___ Records supplied ___

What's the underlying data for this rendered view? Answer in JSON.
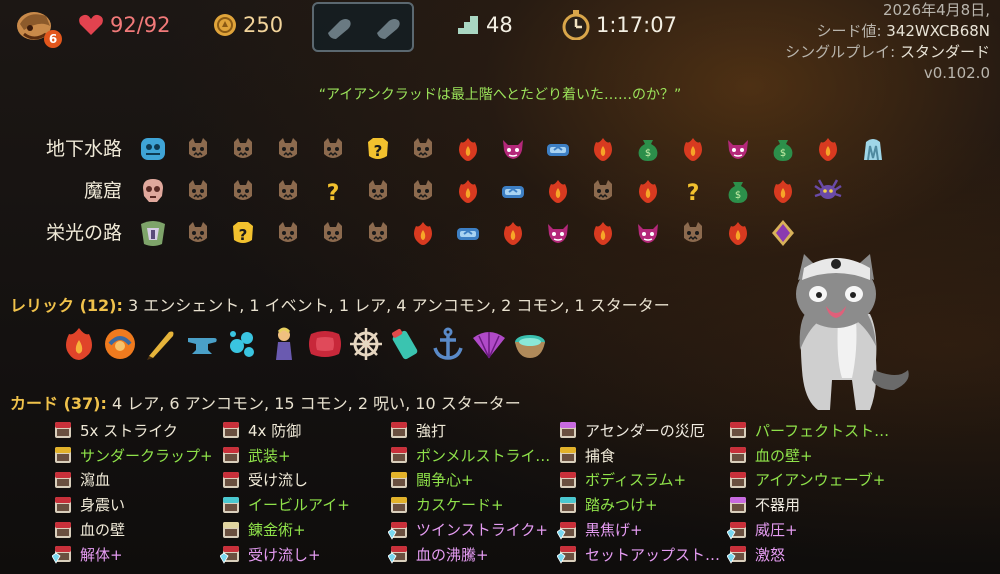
{
  "top_bar": {
    "floor_badge": "6",
    "hp": "92/92",
    "gold": "250",
    "floor": "48",
    "time": "1:17:07"
  },
  "seed_panel": {
    "date": "2026年4月8日,",
    "seed_label": "シード値: ",
    "seed_value": "342WXCB68N",
    "mode_label": "シングルプレイ: ",
    "mode_value": "スタンダード",
    "version": "v0.102.0"
  },
  "quote": "“アイアンクラッドは最上階へとたどり着いた……のか？”",
  "acts": [
    {
      "label": "地下水路",
      "nodes": [
        "boss-hydra",
        "monster",
        "monster",
        "monster",
        "monster",
        "unknown-gold",
        "monster",
        "elite",
        "event-demon",
        "rest",
        "elite",
        "treasure",
        "elite",
        "event-demon",
        "treasure",
        "elite",
        "boss-ice"
      ]
    },
    {
      "label": "魔窟",
      "nodes": [
        "boss-skull",
        "monster",
        "monster",
        "monster",
        "unknown",
        "monster",
        "monster",
        "elite",
        "rest",
        "elite",
        "monster",
        "elite",
        "unknown",
        "treasure",
        "elite",
        "boss-spider"
      ]
    },
    {
      "label": "栄光の路",
      "nodes": [
        "boss-knight",
        "monster",
        "unknown-gold",
        "monster",
        "monster",
        "monster",
        "elite",
        "rest",
        "elite",
        "event-demon",
        "elite",
        "event-demon",
        "monster",
        "elite",
        "boss-gem"
      ]
    }
  ],
  "relics": {
    "title": "レリック (12):",
    "summary": "3 エンシェント, 1 イベント, 1 レア, 4 アンコモン, 2 コモン, 1 スターター",
    "icons": [
      "flame-relic",
      "orange-orb",
      "golden-quill",
      "anvil-relic",
      "blue-splash",
      "figurine",
      "red-pillow",
      "ships-wheel",
      "battery",
      "anchor",
      "purple-fan",
      "teal-bowl"
    ]
  },
  "cards": {
    "title": "カード (37):",
    "summary": "4 レア, 6 アンコモン, 15 コモン, 2 呪い, 10 スターター",
    "columns": [
      [
        {
          "label": "5x ストライク",
          "style": "normal",
          "icon": "red"
        },
        {
          "label": "サンダークラップ+",
          "style": "up",
          "icon": "yellow"
        },
        {
          "label": "瀉血",
          "style": "normal",
          "icon": "red"
        },
        {
          "label": "身震い",
          "style": "normal",
          "icon": "red"
        },
        {
          "label": "血の壁",
          "style": "normal",
          "icon": "red"
        },
        {
          "label": "解体+",
          "style": "pink",
          "icon": "gem"
        }
      ],
      [
        {
          "label": "4x 防御",
          "style": "normal",
          "icon": "red"
        },
        {
          "label": "武装+",
          "style": "up",
          "icon": "red"
        },
        {
          "label": "受け流し",
          "style": "normal",
          "icon": "red"
        },
        {
          "label": "イービルアイ+",
          "style": "up",
          "icon": "teal"
        },
        {
          "label": "錬金術+",
          "style": "up",
          "icon": "cream"
        },
        {
          "label": "受け流し+",
          "style": "pink",
          "icon": "gem"
        }
      ],
      [
        {
          "label": "強打",
          "style": "normal",
          "icon": "red"
        },
        {
          "label": "ポンメルストライク+",
          "style": "up",
          "icon": "red"
        },
        {
          "label": "闘争心+",
          "style": "up",
          "icon": "yellow"
        },
        {
          "label": "カスケード+",
          "style": "up",
          "icon": "yellow"
        },
        {
          "label": "ツインストライク+",
          "style": "pink",
          "icon": "gem"
        },
        {
          "label": "血の沸騰+",
          "style": "pink",
          "icon": "gem"
        }
      ],
      [
        {
          "label": "アセンダーの災厄",
          "style": "curse",
          "icon": "purple"
        },
        {
          "label": "捕食",
          "style": "normal",
          "icon": "yellow"
        },
        {
          "label": "ボディスラム+",
          "style": "up",
          "icon": "red"
        },
        {
          "label": "踏みつけ+",
          "style": "up",
          "icon": "teal"
        },
        {
          "label": "黒焦げ+",
          "style": "pink",
          "icon": "gem"
        },
        {
          "label": "セットアップストラ…",
          "style": "pink",
          "icon": "gem"
        }
      ],
      [
        {
          "label": "パーフェクトストラ…",
          "style": "up",
          "icon": "red"
        },
        {
          "label": "血の壁+",
          "style": "up",
          "icon": "red"
        },
        {
          "label": "アイアンウェーブ+",
          "style": "up",
          "icon": "red"
        },
        {
          "label": "不器用",
          "style": "curse",
          "icon": "purple"
        },
        {
          "label": "威圧+",
          "style": "pink",
          "icon": "gem"
        },
        {
          "label": "激怒",
          "style": "pink",
          "icon": "gem"
        }
      ]
    ]
  }
}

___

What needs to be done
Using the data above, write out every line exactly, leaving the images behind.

Task response
What's the underlying data for this rendered view? Answer in JSON.
{
  "top_bar": {
    "floor_badge": "6",
    "hp": "92/92",
    "gold": "250",
    "floor": "48",
    "time": "1:17:07"
  },
  "seed_panel": {
    "date": "2026年4月8日,",
    "seed_label": "シード値: ",
    "seed_value": "342WXCB68N",
    "mode_label": "シングルプレイ: ",
    "mode_value": "スタンダード",
    "version": "v0.102.0"
  },
  "quote": "“アイアンクラッドは最上階へとたどり着いた……のか？”",
  "acts": [
    {
      "label": "地下水路",
      "nodes": [
        "boss-hydra",
        "monster",
        "monster",
        "monster",
        "monster",
        "unknown-gold",
        "monster",
        "elite",
        "event-demon",
        "rest",
        "elite",
        "treasure",
        "elite",
        "event-demon",
        "treasure",
        "elite",
        "boss-ice"
      ]
    },
    {
      "label": "魔窟",
      "nodes": [
        "boss-skull",
        "monster",
        "monster",
        "monster",
        "unknown",
        "monster",
        "monster",
        "elite",
        "rest",
        "elite",
        "monster",
        "elite",
        "unknown",
        "treasure",
        "elite",
        "boss-spider"
      ]
    },
    {
      "label": "栄光の路",
      "nodes": [
        "boss-knight",
        "monster",
        "unknown-gold",
        "monster",
        "monster",
        "monster",
        "elite",
        "rest",
        "elite",
        "event-demon",
        "elite",
        "event-demon",
        "monster",
        "elite",
        "boss-gem"
      ]
    }
  ],
  "relics": {
    "title": "レリック (12):",
    "summary": "3 エンシェント, 1 イベント, 1 レア, 4 アンコモン, 2 コモン, 1 スターター",
    "icons": [
      "flame-relic",
      "orange-orb",
      "golden-quill",
      "anvil-relic",
      "blue-splash",
      "figurine",
      "red-pillow",
      "ships-wheel",
      "battery",
      "anchor",
      "purple-fan",
      "teal-bowl"
    ]
  },
  "cards": {
    "title": "カード (37):",
    "summary": "4 レア, 6 アンコモン, 15 コモン, 2 呪い, 10 スターター",
    "columns": [
      [
        {
          "label": "5x ストライク",
          "style": "normal",
          "icon": "red"
        },
        {
          "label": "サンダークラップ+",
          "style": "up",
          "icon": "yellow"
        },
        {
          "label": "瀉血",
          "style": "normal",
          "icon": "red"
        },
        {
          "label": "身震い",
          "style": "normal",
          "icon": "red"
        },
        {
          "label": "血の壁",
          "style": "normal",
          "icon": "red"
        },
        {
          "label": "解体+",
          "style": "pink",
          "icon": "gem"
        }
      ],
      [
        {
          "label": "4x 防御",
          "style": "normal",
          "icon": "red"
        },
        {
          "label": "武装+",
          "style": "up",
          "icon": "red"
        },
        {
          "label": "受け流し",
          "style": "normal",
          "icon": "red"
        },
        {
          "label": "イービルアイ+",
          "style": "up",
          "icon": "teal"
        },
        {
          "label": "錬金術+",
          "style": "up",
          "icon": "cream"
        },
        {
          "label": "受け流し+",
          "style": "pink",
          "icon": "gem"
        }
      ],
      [
        {
          "label": "強打",
          "style": "normal",
          "icon": "red"
        },
        {
          "label": "ポンメルストライク+",
          "style": "up",
          "icon": "red"
        },
        {
          "label": "闘争心+",
          "style": "up",
          "icon": "yellow"
        },
        {
          "label": "カスケード+",
          "style": "up",
          "icon": "yellow"
        },
        {
          "label": "ツインストライク+",
          "style": "pink",
          "icon": "gem"
        },
        {
          "label": "血の沸騰+",
          "style": "pink",
          "icon": "gem"
        }
      ],
      [
        {
          "label": "アセンダーの災厄",
          "style": "curse",
          "icon": "purple"
        },
        {
          "label": "捕食",
          "style": "normal",
          "icon": "yellow"
        },
        {
          "label": "ボディスラム+",
          "style": "up",
          "icon": "red"
        },
        {
          "label": "踏みつけ+",
          "style": "up",
          "icon": "teal"
        },
        {
          "label": "黒焦げ+",
          "style": "pink",
          "icon": "gem"
        },
        {
          "label": "セットアップストラ…",
          "style": "pink",
          "icon": "gem"
        }
      ],
      [
        {
          "label": "パーフェクトストラ…",
          "style": "up",
          "icon": "red"
        },
        {
          "label": "血の壁+",
          "style": "up",
          "icon": "red"
        },
        {
          "label": "アイアンウェーブ+",
          "style": "up",
          "icon": "red"
        },
        {
          "label": "不器用",
          "style": "curse",
          "icon": "purple"
        },
        {
          "label": "威圧+",
          "style": "pink",
          "icon": "gem"
        },
        {
          "label": "激怒",
          "style": "pink",
          "icon": "gem"
        }
      ]
    ]
  }
}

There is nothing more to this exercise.